== RECORDS PROVIDED ==
■ ■ ■ ■ ■
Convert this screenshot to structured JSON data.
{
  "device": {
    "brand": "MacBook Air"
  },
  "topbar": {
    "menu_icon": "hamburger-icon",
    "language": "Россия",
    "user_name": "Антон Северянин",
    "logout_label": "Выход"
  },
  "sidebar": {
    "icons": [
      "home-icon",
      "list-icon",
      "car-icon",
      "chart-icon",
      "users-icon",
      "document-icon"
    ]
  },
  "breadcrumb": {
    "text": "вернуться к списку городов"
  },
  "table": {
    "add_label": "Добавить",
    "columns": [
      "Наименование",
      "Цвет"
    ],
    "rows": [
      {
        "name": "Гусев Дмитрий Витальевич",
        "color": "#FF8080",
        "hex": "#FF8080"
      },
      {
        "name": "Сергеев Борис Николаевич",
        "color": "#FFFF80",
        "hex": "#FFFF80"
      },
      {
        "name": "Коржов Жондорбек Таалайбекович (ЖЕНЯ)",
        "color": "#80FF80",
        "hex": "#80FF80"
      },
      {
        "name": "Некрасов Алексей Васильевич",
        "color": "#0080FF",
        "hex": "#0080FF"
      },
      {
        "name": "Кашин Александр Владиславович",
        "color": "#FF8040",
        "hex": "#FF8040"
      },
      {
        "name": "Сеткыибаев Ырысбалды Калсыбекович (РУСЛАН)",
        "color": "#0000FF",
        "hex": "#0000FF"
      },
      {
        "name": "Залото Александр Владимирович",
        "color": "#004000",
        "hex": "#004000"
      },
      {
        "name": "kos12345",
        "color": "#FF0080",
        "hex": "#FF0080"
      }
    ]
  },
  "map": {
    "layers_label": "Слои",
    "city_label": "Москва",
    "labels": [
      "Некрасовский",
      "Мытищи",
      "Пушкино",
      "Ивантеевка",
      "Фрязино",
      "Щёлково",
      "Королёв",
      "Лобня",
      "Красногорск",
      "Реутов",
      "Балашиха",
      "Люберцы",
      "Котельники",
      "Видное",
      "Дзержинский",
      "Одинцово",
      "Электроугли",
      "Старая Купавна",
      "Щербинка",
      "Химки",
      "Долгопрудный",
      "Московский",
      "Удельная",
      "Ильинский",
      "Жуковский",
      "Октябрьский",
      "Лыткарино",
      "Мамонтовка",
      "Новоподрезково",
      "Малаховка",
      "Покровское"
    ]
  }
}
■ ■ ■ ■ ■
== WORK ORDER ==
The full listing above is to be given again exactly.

== SOLUTION TO THIS TASK ==
Convert this screenshot to structured JSON data.
{
  "device": {
    "brand": "MacBook Air"
  },
  "topbar": {
    "menu_icon": "hamburger-icon",
    "language": "Россия",
    "user_name": "Антон Северянин",
    "logout_label": "Выход"
  },
  "sidebar": {
    "icons": [
      "home-icon",
      "list-icon",
      "car-icon",
      "chart-icon",
      "users-icon",
      "document-icon"
    ]
  },
  "breadcrumb": {
    "text": "вернуться к списку городов"
  },
  "table": {
    "add_label": "Добавить",
    "columns": [
      "Наименование",
      "Цвет"
    ],
    "rows": [
      {
        "name": "Гусев Дмитрий Витальевич",
        "color": "#FF8080",
        "hex": "#FF8080"
      },
      {
        "name": "Сергеев Борис Николаевич",
        "color": "#FFFF80",
        "hex": "#FFFF80"
      },
      {
        "name": "Коржов Жондорбек Таалайбекович (ЖЕНЯ)",
        "color": "#80FF80",
        "hex": "#80FF80"
      },
      {
        "name": "Некрасов Алексей Васильевич",
        "color": "#0080FF",
        "hex": "#0080FF"
      },
      {
        "name": "Кашин Александр Владиславович",
        "color": "#FF8040",
        "hex": "#FF8040"
      },
      {
        "name": "Сеткыибаев Ырысбалды Калсыбекович (РУСЛАН)",
        "color": "#0000FF",
        "hex": "#0000FF"
      },
      {
        "name": "Залото Александр Владимирович",
        "color": "#004000",
        "hex": "#004000"
      },
      {
        "name": "kos12345",
        "color": "#FF0080",
        "hex": "#FF0080"
      }
    ]
  },
  "map": {
    "layers_label": "Слои",
    "city_label": "Москва",
    "labels": [
      "Некрасовский",
      "Мытищи",
      "Пушкино",
      "Ивантеевка",
      "Фрязино",
      "Щёлково",
      "Королёв",
      "Лобня",
      "Красногорск",
      "Реутов",
      "Балашиха",
      "Люберцы",
      "Котельники",
      "Видное",
      "Дзержинский",
      "Одинцово",
      "Электроугли",
      "Старая Купавна",
      "Щербинка",
      "Химки",
      "Долгопрудный",
      "Московский",
      "Удельная",
      "Ильинский",
      "Жуковский",
      "Октябрьский",
      "Лыткарино",
      "Мамонтовка",
      "Новоподрезково",
      "Малаховка",
      "Покровское"
    ]
  }
}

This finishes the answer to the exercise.